Some 20,000 people who live in an ultra-poor shanty town in Zimbabwe’s capital, Harare could be forced out of their homes.

Hatcliffe Extension is a makeshift community where people were given small plots of land after the authorities started mass evictions from other shantytowns across the country in 2005.

And now as the government effectively prices them out of the area, these people risk being uprooted again.

The government is demanding as much as $140 or just under £100 to renew leases on people’s plots there, says rights group, Amnesty International. The price is way out of reach of most people in the south African nation, a country with a shattered economy whose own currency is worthless.

"Residents of Hatcliffe Extension are among the poorest and most marginalized in Zimbabwean society and many households have no means of paying the lease renewal fee, especially as a lump sum," said Amnesty International’s Michelle Kagari. "Instead of threatening vulnerable people with eviction, the government must provide protection from the cycle of insecurity and further violations by providing security of tenure and affordable payment plans for leases."

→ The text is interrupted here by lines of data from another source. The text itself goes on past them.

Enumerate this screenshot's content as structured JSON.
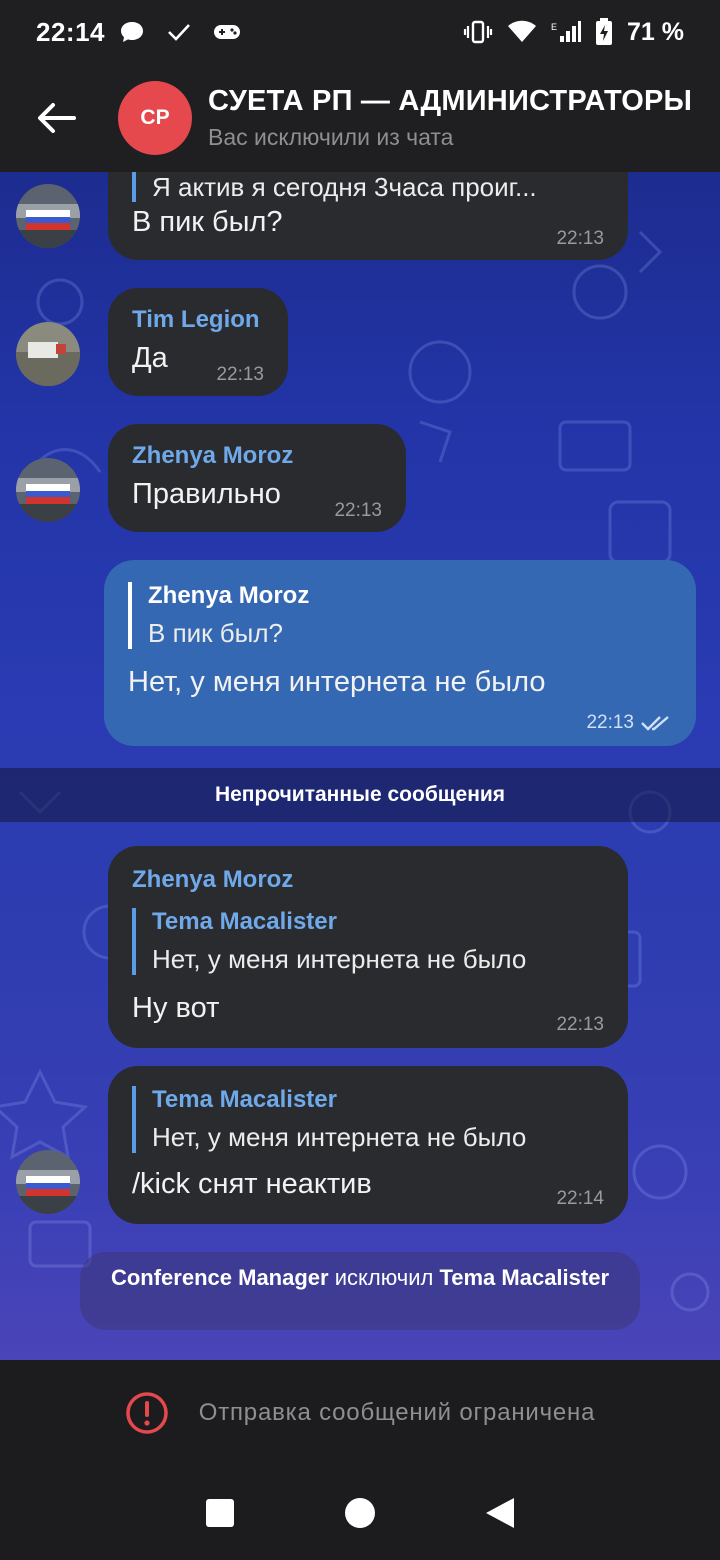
{
  "status_bar": {
    "time": "22:14",
    "battery": "71 %",
    "icons": [
      "chat-bubble-icon",
      "check-icon",
      "gamepad-icon",
      "vibrate-icon",
      "wifi-icon",
      "signal-icon",
      "battery-icon"
    ]
  },
  "header": {
    "avatar_initials": "СР",
    "title": "СУЕТА РП — АДМИНИСТРАТОРЫ",
    "subtitle": "Вас исключили из чата",
    "avatar_color": "#e5484d"
  },
  "messages": [
    {
      "reply_text": "Я актив я сегодня 3часа проиг...",
      "text": "В пик был?",
      "time": "22:13"
    },
    {
      "sender": "Tim Legion",
      "text": "Да",
      "time": "22:13"
    },
    {
      "sender": "Zhenya Moroz",
      "text": "Правильно",
      "time": "22:13"
    },
    {
      "reply_name": "Zhenya Moroz",
      "reply_text": "В пик был?",
      "text": "Нет, у меня интернета не было",
      "time": "22:13"
    },
    {
      "sender": "Zhenya Moroz",
      "reply_name": "Tema Macalister",
      "reply_text": "Нет, у меня интернета не было",
      "text": "Ну вот",
      "time": "22:13"
    },
    {
      "reply_name": "Tema Macalister",
      "reply_text": "Нет, у меня интернета не было",
      "text": "/kick снят неактив",
      "time": "22:14"
    }
  ],
  "unread_label": "Непрочитанные сообщения",
  "service_message": {
    "actor": "Conference Manager",
    "action": "исключил",
    "target": "Tema Macalister"
  },
  "footer": {
    "restricted_text": "Отправка сообщений ограничена"
  },
  "colors": {
    "accent": "#6fa9ea",
    "outgoing_bubble": "#3568b2",
    "incoming_bubble": "#2a2b2e",
    "warning": "#e5484d"
  }
}
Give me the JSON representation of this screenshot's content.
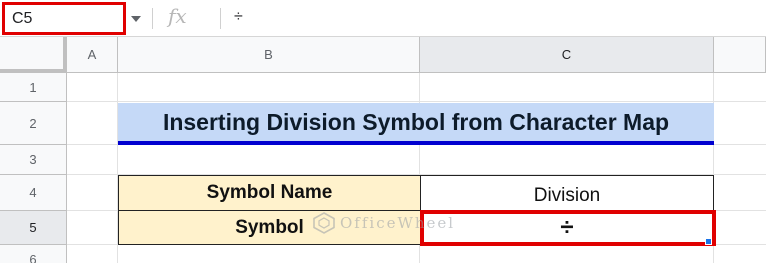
{
  "formula_bar": {
    "name_box": "C5",
    "fx_label": "fx",
    "formula": "÷"
  },
  "columns": [
    "A",
    "B",
    "C"
  ],
  "rows": [
    "1",
    "2",
    "3",
    "4",
    "5",
    "6"
  ],
  "sheet": {
    "title": "Inserting Division Symbol from Character Map",
    "table": [
      {
        "label": "Symbol Name",
        "value": "Division"
      },
      {
        "label": "Symbol",
        "value": "÷"
      }
    ],
    "selected_cell": "C5"
  },
  "watermark": "OfficeWheel",
  "colors": {
    "title_fill": "#c5d9f7",
    "title_underline": "#0000d0",
    "header_fill": "#fff2cc",
    "highlight": "#e00000",
    "fill_handle": "#1a73e8"
  }
}
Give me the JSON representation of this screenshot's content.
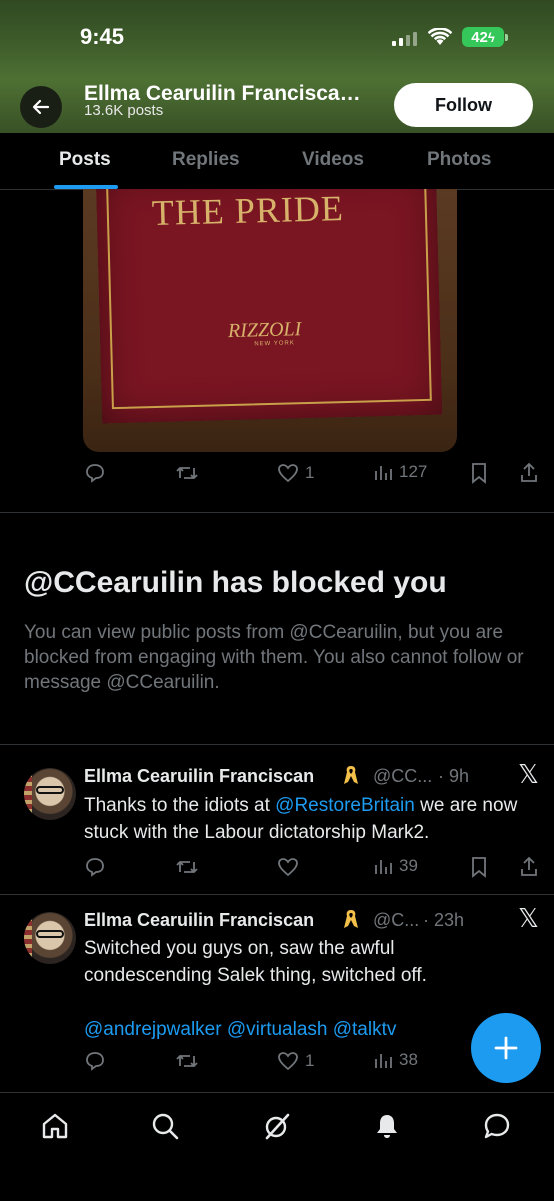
{
  "status_bar": {
    "time": "9:45",
    "battery": "42"
  },
  "profile": {
    "name": "Ellma Cearuilin Francisca…",
    "posts": "13.6K posts",
    "follow_label": "Follow"
  },
  "tabs": [
    {
      "label": "Posts",
      "active": true
    },
    {
      "label": "Replies"
    },
    {
      "label": "Videos"
    },
    {
      "label": "Photos"
    }
  ],
  "media": {
    "book_title": "THE PRIDE",
    "publisher": "RIZZOLI",
    "publisher_sub": "NEW YORK"
  },
  "top_post_actions": {
    "likes": "1",
    "views": "127"
  },
  "blocked": {
    "title": "@CCearuilin has blocked you",
    "message": "You can view public posts from @CCearuilin, but you are blocked from engaging with them. You also cannot follow or message @CCearuilin."
  },
  "posts": [
    {
      "author": "Ellma Cearuilin Franciscan",
      "handle": "@CC...",
      "time": "· 9h",
      "text_before": "Thanks to the idiots at ",
      "mention": "@RestoreBritain",
      "text_after": " we are now stuck with the Labour dictatorship Mark2.",
      "views": "39"
    },
    {
      "author": "Ellma Cearuilin Franciscan",
      "handle": "@C...",
      "time": "· 23h",
      "text": "Switched you guys on, saw the awful condescending Salek thing, switched off.",
      "mentions": "@andrejpwalker @virtualash @talktv",
      "likes": "1",
      "views": "38"
    }
  ],
  "colors": {
    "accent": "#1d9bf0",
    "text": "#e7e9ea",
    "muted": "#71767b",
    "background": "#000000"
  }
}
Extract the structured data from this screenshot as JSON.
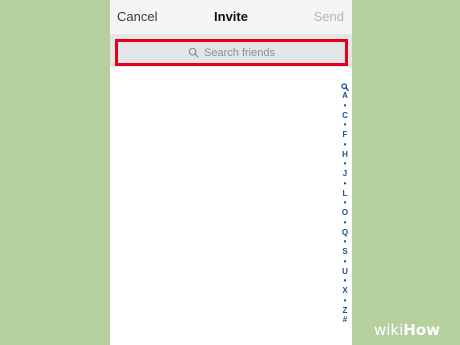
{
  "navbar": {
    "cancel_label": "Cancel",
    "title": "Invite",
    "send_label": "Send"
  },
  "search": {
    "placeholder": "Search friends",
    "icon": "search-icon",
    "highlight_color": "#e3001b"
  },
  "index": [
    "search",
    "A",
    "•",
    "C",
    "•",
    "F",
    "•",
    "H",
    "•",
    "J",
    "•",
    "L",
    "•",
    "O",
    "•",
    "Q",
    "•",
    "S",
    "•",
    "U",
    "•",
    "X",
    "•",
    "Z",
    "#"
  ],
  "watermark": {
    "wiki": "wiki",
    "how": "How"
  },
  "colors": {
    "background": "#b5cf9f",
    "accent": "#1a4e9c",
    "send_disabled": "#b4b4b8"
  }
}
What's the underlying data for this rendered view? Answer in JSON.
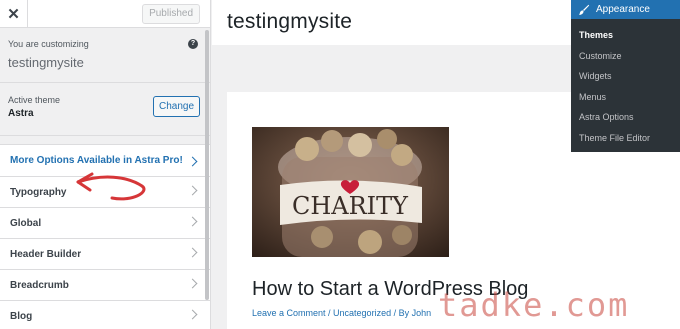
{
  "sidebar": {
    "close_icon": "close-icon",
    "published_label": "Published",
    "customizing_label": "You are customizing",
    "site_name": "testingmysite",
    "help_icon_glyph": "?",
    "active_theme_label": "Active theme",
    "theme_name": "Astra",
    "change_label": "Change",
    "pro_label": "More Options Available in Astra Pro!",
    "items": [
      {
        "label": "Typography"
      },
      {
        "label": "Global"
      },
      {
        "label": "Header Builder"
      },
      {
        "label": "Breadcrumb"
      },
      {
        "label": "Blog"
      }
    ]
  },
  "preview": {
    "site_title": "testingmysite",
    "post_title": "How to Start a WordPress Blog",
    "post_meta": "Leave a Comment / Uncategorized / By John",
    "image_text": "CHARITY"
  },
  "admin_menu": {
    "header": "Appearance",
    "header_icon": "paintbrush-icon",
    "items": [
      {
        "label": "Themes"
      },
      {
        "label": "Customize"
      },
      {
        "label": "Widgets"
      },
      {
        "label": "Menus"
      },
      {
        "label": "Astra Options"
      },
      {
        "label": "Theme File Editor"
      }
    ]
  },
  "watermark": "tadke.com",
  "colors": {
    "accent": "#2271b1",
    "admin_bg": "#2c3338",
    "annotation": "#d63638"
  }
}
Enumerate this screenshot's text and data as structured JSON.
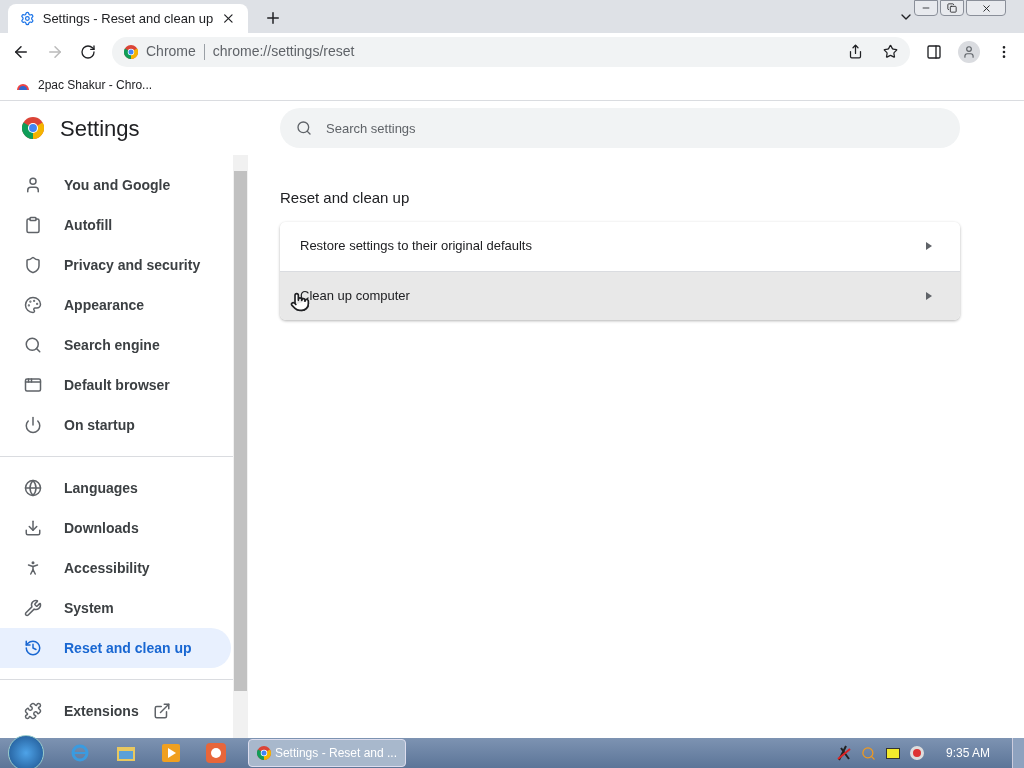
{
  "tab": {
    "title": "Settings - Reset and clean up"
  },
  "omnibox": {
    "chip": "Chrome",
    "url": "chrome://settings/reset"
  },
  "bookmarks": [
    {
      "label": "2pac Shakur - Chro..."
    }
  ],
  "header": {
    "title": "Settings"
  },
  "search": {
    "placeholder": "Search settings"
  },
  "sidebar": {
    "groups": [
      [
        {
          "label": "You and Google",
          "selected": false
        },
        {
          "label": "Autofill",
          "selected": false
        },
        {
          "label": "Privacy and security",
          "selected": false
        },
        {
          "label": "Appearance",
          "selected": false
        },
        {
          "label": "Search engine",
          "selected": false
        },
        {
          "label": "Default browser",
          "selected": false
        },
        {
          "label": "On startup",
          "selected": false
        }
      ],
      [
        {
          "label": "Languages",
          "selected": false
        },
        {
          "label": "Downloads",
          "selected": false
        },
        {
          "label": "Accessibility",
          "selected": false
        },
        {
          "label": "System",
          "selected": false
        },
        {
          "label": "Reset and clean up",
          "selected": true
        }
      ],
      [
        {
          "label": "Extensions",
          "selected": false,
          "external": true
        }
      ]
    ]
  },
  "section": {
    "title": "Reset and clean up",
    "rows": [
      {
        "label": "Restore settings to their original defaults",
        "hovered": false
      },
      {
        "label": "Clean up computer",
        "hovered": true
      }
    ]
  },
  "taskbar": {
    "window": "Settings - Reset and ...",
    "clock": "9:35 AM"
  }
}
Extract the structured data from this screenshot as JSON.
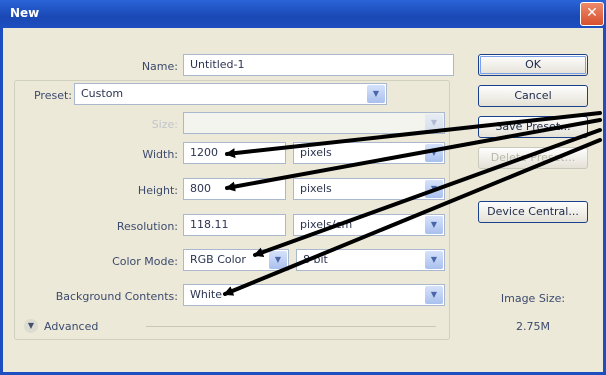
{
  "window": {
    "title": "New",
    "close_glyph": "✕"
  },
  "form": {
    "name_label": "Name:",
    "name_value": "Untitled-1",
    "preset_label": "Preset:",
    "preset_value": "Custom",
    "size_label": "Size:",
    "width_label": "Width:",
    "width_value": "1200",
    "width_unit": "pixels",
    "height_label": "Height:",
    "height_value": "800",
    "height_unit": "pixels",
    "resolution_label": "Resolution:",
    "resolution_value": "118.11",
    "resolution_unit": "pixels/cm",
    "color_mode_label": "Color Mode:",
    "color_mode_value": "RGB Color",
    "bit_depth_value": "8 bit",
    "background_label": "Background Contents:",
    "background_value": "White",
    "advanced_label": "Advanced"
  },
  "buttons": {
    "ok": "OK",
    "cancel": "Cancel",
    "save_preset": "Save Preset...",
    "delete_preset": "Delete Preset...",
    "device_central": "Device Central..."
  },
  "info": {
    "image_size_label": "Image Size:",
    "image_size_value": "2.75M"
  },
  "icons": {
    "dropdown": "chevron-down-icon",
    "close": "close-icon",
    "advanced_toggle": "expand-icon"
  },
  "colors": {
    "titlebar": "#1e4fc0",
    "dialog_bg": "#ece9d8",
    "annotation_arrows": "#000000"
  }
}
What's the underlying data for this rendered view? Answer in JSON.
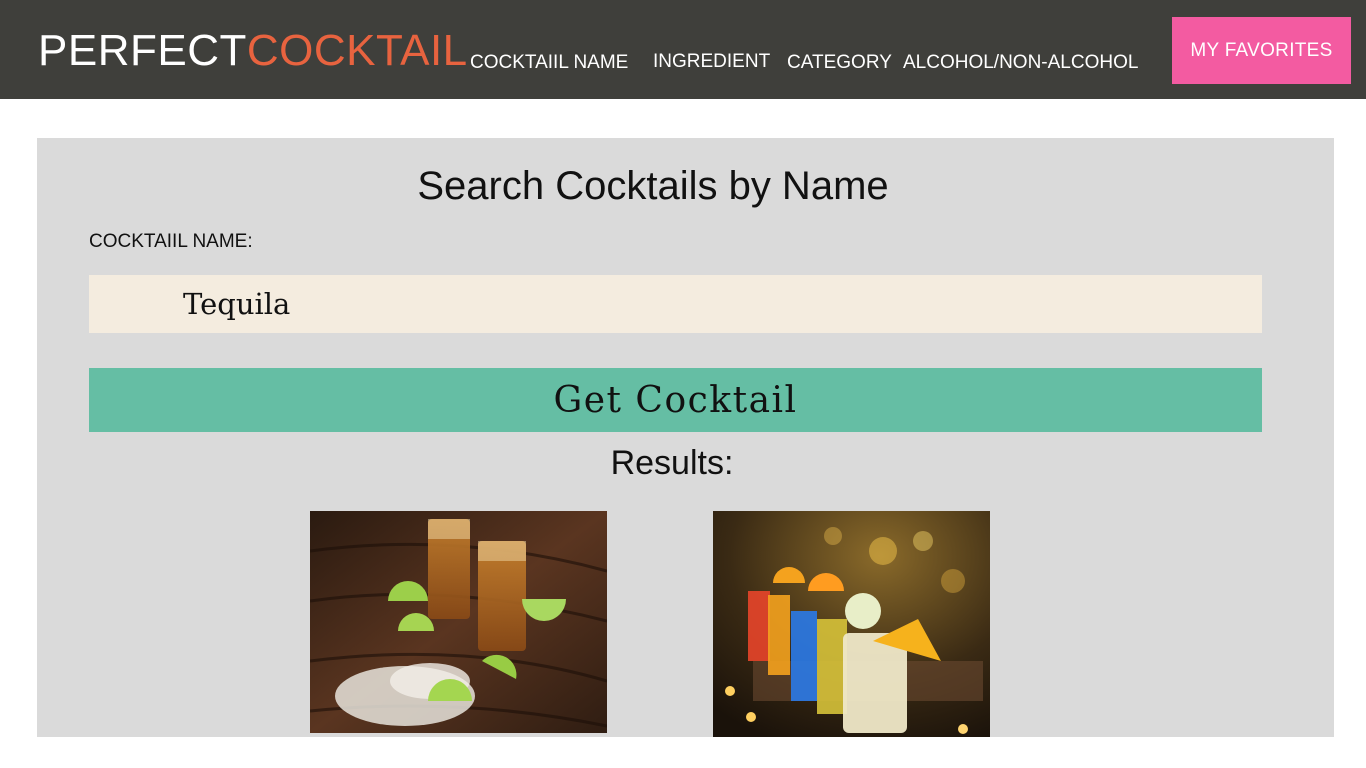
{
  "header": {
    "logo_part1": "PERFECT",
    "logo_part2": "COCKTAIL",
    "nav": [
      {
        "label": "COCKTAIIL NAME"
      },
      {
        "label": "INGREDIENT"
      },
      {
        "label": "CATEGORY"
      },
      {
        "label": "ALCOHOL/NON-ALCOHOL"
      }
    ],
    "favorites_label": "MY FAVORITES"
  },
  "search": {
    "title": "Search Cocktails by Name",
    "field_label": "COCKTAIIL NAME:",
    "input_value": "Tequila",
    "button_label": "Get Cocktail"
  },
  "results": {
    "label": "Results:",
    "items": [
      {
        "image": "tequila-shots-with-lime-and-salt-photo"
      },
      {
        "image": "colorful-layered-shots-with-fruit-photo"
      }
    ]
  },
  "colors": {
    "header_bg": "#3f3f3b",
    "accent": "#e8633f",
    "favorites_bg": "#f35ba1",
    "button_bg": "#65bea4",
    "input_bg": "#f4ecdf",
    "panel_bg": "#dadada"
  }
}
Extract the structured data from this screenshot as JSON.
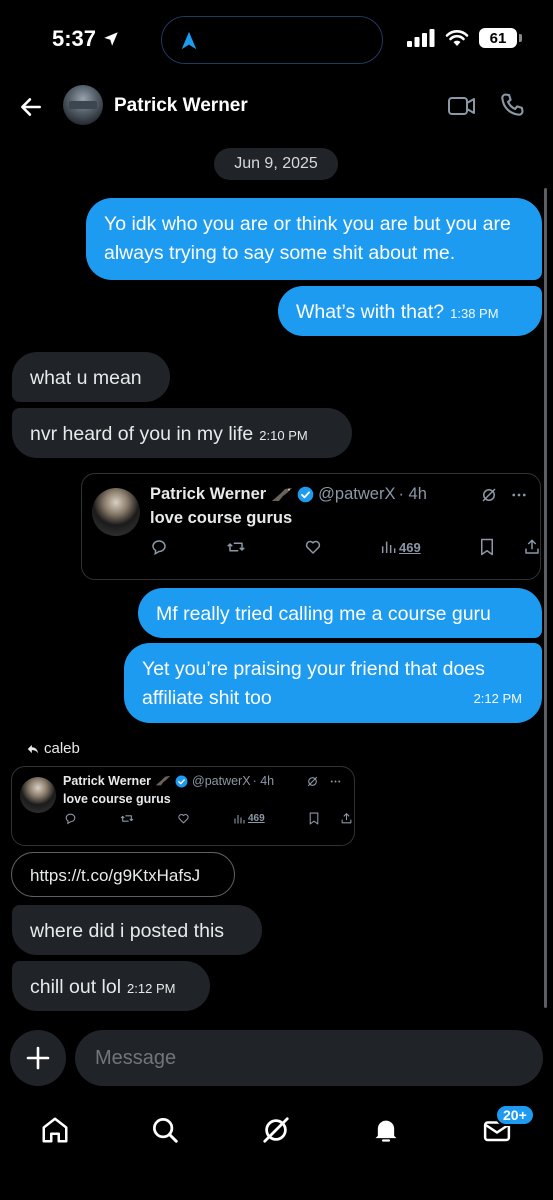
{
  "status_bar": {
    "time": "5:37",
    "battery": "61"
  },
  "header": {
    "contact_name": "Patrick Werner"
  },
  "date_separator": "Jun 9, 2025",
  "messages": [
    {
      "text": "Yo idk who you are or think you are but you are always trying to say some shit about me.",
      "time": ""
    },
    {
      "text": "What’s with that?",
      "time": "1:38 PM"
    },
    {
      "text": "what u mean",
      "time": ""
    },
    {
      "text": "nvr heard of you in my life",
      "time": "2:10 PM"
    },
    {
      "text": "Mf really tried calling me a course guru",
      "time": ""
    },
    {
      "text": "Yet you’re praising your friend that does affiliate shit too",
      "time": "2:12 PM"
    },
    {
      "text": "https://t.co/g9KtxHafsJ",
      "time": ""
    },
    {
      "text": "where did i posted this",
      "time": ""
    },
    {
      "text": "chill out lol",
      "time": "2:12 PM"
    }
  ],
  "tweet": {
    "author": "Patrick Werner",
    "handle": "@patwerX",
    "age": "· 4h",
    "text": "love course gurus",
    "views": "469"
  },
  "reply_to": "caleb",
  "composer": {
    "placeholder": "Message"
  },
  "tabbar": {
    "messages_badge": "20+"
  },
  "colors": {
    "accent": "#1d9bf0",
    "received_bubble": "#202327",
    "background": "#000000"
  }
}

In 2005, the government staged a mass nationwide forced evictions programme from the shanty towns across the country called Operation Murambatsvina, which translates as operation drive out rubbish. At least 700,000 people lost their homes and livelihoods and about 2.4 million people were affected, according to figures from the United Nations.
Only a small number were resettled. Most were forced into overcrowded existing housing stock while others were forced by the government to go back to the countryside. Five years after the mass forced evictions, residents are surviving in deplorable conditions in plastic shacks without access to basic essential services.

In June, the authorities put up signs at Hatcliffe Extension saying that all leaseholders should pay to renew their agreements by yesterday. Failure to pay means residents will lose their land which would then be given to others on the housing list.

Residents at Hatcliffe have been utterly let down by the government. It is therefore all the more shocking that instead of taking steps to improve their current situation, the government is threatening action that will certainly increase suffering and deprivation.”  Amnesty’s Ms Kagari said yesterday.

"Instead of threatening vulnerable people with eviction, the government must provide protection from the cycle of insecurity and further violations by providing security of tenure and affordable payment plans for leases."

Hayley attribution